The historical perspective played an important role here. In "Bøllebank", the Danish military won the biggest battle since the Second World War, and the incident is therefore a milestone in Danish military history. At the same time, it was noticed around the world and rekindled in a way respect for the little country’s defence forces.
One example says that "´Operation Bøllebank´ gave us credit; after that there were pictures of our tanks hanging in the Pentagon". Nationally, the battle resulted in a similar popularizing effect, and in the defence-system itself it has taken on an almost mythological meaning.
Perceptions like "the Danish soldiers in Bøllebank saved thousands of lives in Tuzla, they raised the nations’ esteem and created new norms for military engagement under the UN" , have played a vital part in creating a more positive attitude towards the military and its missions and personnel among the Danish population. In spite of all this praise , the involved soldiers haven´t received military decorations or medals of bravery.
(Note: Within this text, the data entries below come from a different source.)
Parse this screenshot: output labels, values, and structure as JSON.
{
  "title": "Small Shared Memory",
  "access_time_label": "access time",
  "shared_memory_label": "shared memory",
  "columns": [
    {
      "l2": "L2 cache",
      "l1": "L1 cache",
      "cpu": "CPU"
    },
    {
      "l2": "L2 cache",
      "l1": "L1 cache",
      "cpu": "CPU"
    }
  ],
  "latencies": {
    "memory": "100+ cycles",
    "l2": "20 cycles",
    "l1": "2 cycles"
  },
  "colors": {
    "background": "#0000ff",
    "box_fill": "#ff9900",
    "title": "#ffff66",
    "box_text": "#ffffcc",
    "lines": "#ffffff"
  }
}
Back in 1997, the Danish Defence investigated the case, but concluded that the "effort was not evaluated to such a high degree of bravery that it should entitle those present to decoration". The following year, Møller and Kirk were honoured with "Ebbe Muncks Prize of Honour" and praise from the Queen for having that kind of "responsibility, judgement and will of action the Danish soldiers showed in a very critical situation".
In many people’s memory of "Bøllebank", lieutenantcolonel Lars. R. Møller stands in the centre. Through his role under the battle and his later involvement in public relations he is probably the closest thing to a war hero that Denmark has spawned since the Second World War where Major Anders Lassen fought as a British commando.
Nevertheless, this article hopes to have showed some other faces of the group of approx. 30 Danish soldiers that was directly involved in "Operation Bøllebank". In perspective, the dramatic events of april 29th 1994 gave Danish society real war veterans for the first time in generations and was a clear sign of a future where the military’s battles will take placefar away from old fortresses such as Dannevirke and Dybbøl.